Evaporator Coil (Cooling Coil)
High-pressure refrigerant liquid, released into the cooling coil by the thermal expansion valve changes state from a liquid to a gas, causing a drop in temperature of the refrigerant and thus cooling the evaporator coil so that when we move air across the coil the air will, in turn, be cooled.
Image source: energy-starservices.com
The return plenum is connected to the return duct system. It is a compartment that receives air and provides it to the blower fan.
It is connected to the supply duct system. It is a compartment that collects air.
The return plenum and supply plenum are like “junction boxes” to which return ducts or supply ducts respectively can be connected.
It is the means by which an attic-mounted air handler is supported or held in place. You may suspend it from the roof rafters or place it on supporting wood beams.
Thermal Expansion Valve
An air conditioner thermal expansion valve is a device located at the cooling coil and connected between the incoming refrigerant line and the refrigerant inlet to the cooling coil in the air handler.
The air conditioning system thermal expansion valve or “TEV” is a device that regulates the flow of refrigerant from the incoming high-pressure side (from the compressor/condenser) into the low-pressure side (in the cooling coil).
Ducts and Vents for HVAC systems
Image source: rinaldis.com
Access ports to duct interior
Ductless air conditioning systems
Return air ducts
Return air ducts and registers collect warm moist air from the occupied space and return it to the air handler unit. Some air conditioning installations do not provide return air registers and ducts in every room and use one or more “central air return inlets” instead.
Supply air ducts
Supply air ducts deliver cooled air to the occupied space. They have the dual function of spreading out and directing the airflow into a location and permitting the regulation of airflow by opening or closing the register.
Supply air balancing dampers
Manual and motorized zone dampers may be installed inside the supply ducts at varying locations to permit balancing the airflow among different duct sections and thus among different building areas.

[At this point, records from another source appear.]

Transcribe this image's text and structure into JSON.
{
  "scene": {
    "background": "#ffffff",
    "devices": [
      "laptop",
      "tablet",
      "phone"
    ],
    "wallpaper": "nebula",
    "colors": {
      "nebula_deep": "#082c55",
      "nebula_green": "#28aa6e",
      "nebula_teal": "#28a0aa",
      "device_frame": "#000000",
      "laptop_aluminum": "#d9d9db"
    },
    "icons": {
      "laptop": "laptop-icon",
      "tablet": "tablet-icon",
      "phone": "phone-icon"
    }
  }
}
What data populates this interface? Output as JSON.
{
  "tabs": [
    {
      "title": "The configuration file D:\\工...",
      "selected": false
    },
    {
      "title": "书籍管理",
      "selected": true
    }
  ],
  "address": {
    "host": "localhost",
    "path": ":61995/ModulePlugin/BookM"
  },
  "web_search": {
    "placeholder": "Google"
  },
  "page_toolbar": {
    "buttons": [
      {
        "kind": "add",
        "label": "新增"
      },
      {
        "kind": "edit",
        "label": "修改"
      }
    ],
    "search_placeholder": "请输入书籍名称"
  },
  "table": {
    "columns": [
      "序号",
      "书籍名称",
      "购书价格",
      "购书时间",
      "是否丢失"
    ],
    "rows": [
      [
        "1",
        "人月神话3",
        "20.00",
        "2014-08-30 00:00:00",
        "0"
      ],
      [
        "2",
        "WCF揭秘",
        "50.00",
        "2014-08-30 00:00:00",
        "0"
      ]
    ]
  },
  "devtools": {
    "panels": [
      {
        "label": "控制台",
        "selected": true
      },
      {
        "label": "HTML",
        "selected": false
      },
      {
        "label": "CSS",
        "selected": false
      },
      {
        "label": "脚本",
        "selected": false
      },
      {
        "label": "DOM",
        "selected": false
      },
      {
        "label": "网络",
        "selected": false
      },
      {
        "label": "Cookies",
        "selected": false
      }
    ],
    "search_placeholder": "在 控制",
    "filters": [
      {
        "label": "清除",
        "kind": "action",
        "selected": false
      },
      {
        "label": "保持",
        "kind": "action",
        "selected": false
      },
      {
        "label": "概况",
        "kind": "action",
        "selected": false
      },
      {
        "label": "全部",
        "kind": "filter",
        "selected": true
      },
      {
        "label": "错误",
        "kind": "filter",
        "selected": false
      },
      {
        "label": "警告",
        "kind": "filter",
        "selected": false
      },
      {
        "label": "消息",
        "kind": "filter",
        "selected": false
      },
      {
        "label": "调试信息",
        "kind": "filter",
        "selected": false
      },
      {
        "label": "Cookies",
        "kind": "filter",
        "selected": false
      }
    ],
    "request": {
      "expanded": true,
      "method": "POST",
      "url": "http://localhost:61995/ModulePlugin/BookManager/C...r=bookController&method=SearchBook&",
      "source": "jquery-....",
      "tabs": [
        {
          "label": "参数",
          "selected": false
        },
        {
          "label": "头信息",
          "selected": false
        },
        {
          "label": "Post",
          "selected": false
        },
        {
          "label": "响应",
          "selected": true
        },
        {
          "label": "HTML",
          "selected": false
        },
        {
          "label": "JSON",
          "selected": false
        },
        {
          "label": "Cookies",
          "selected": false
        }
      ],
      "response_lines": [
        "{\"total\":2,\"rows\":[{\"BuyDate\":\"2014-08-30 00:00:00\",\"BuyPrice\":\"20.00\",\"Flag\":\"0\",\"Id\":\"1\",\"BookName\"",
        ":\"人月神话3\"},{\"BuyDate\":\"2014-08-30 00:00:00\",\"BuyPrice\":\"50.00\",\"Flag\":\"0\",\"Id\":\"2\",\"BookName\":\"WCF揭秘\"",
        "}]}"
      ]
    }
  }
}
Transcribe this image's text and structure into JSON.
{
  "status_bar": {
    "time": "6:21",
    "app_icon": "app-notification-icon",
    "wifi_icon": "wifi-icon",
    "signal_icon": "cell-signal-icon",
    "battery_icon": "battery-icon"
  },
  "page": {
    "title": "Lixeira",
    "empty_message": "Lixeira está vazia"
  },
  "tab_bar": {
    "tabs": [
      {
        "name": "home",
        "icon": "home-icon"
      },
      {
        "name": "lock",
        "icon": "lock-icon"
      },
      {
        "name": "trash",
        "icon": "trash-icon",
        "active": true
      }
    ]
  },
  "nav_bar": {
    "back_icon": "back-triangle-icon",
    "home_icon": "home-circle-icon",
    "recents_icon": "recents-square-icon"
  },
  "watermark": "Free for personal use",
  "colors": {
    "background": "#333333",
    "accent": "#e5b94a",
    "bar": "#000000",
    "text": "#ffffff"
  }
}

Thermostats are used to turn the air conditioning on and off and to set the desired indoor temperature. One thermostat will be located in each different air conditioning zone and will control an individual air handler unit’s operation.
A thermostat contains temperature sensors that govern the working of the heater and air conditioners. The best place to install a thermostat remains near the center of the building. It should be away from damp and stuffy areas.
Moreover, some HVAC systems have more than one thermostat. Each thermostat controls a specific area. Therefore, this remains an energy-efficient way as the occupied areas can choose the temperature most convenient for the occupants.
Image Source: apexairco.com
They also integrate control systems to automate responses. Also, heating and cooling systems are automatically adjusted according to the temperature outside. So, constant monitoring ensures that neither overcooling nor overheating takes place.
HVAC (Heating, Ventilation, and Air Conditioning) Systems are instrumental in building design. Architectural design and HVAC installations go hand-in-hand. Therefore, make the HVAC installation plans at an early stage.
An HVAC system combines the processes of heating, cooling, and air ventilation. Thus, doing so enables the proper circulation of air inside the building. It also helps in modifying the building temperature according to the needs of the climate or season.
Also, there are various types of HVAC systems for commercial buildings like the Split AC System, the VRV or VRF system and, the CAV and VAV system. All types of HVAC systems fulfill specific requirements for different-sized buildings.
Thus, the bottom line is that great attention to detail must be paid while choosing HVAC systems that perfectly suit residential or commercial buildings. This system provides a safe and healthy indoor environment for any space.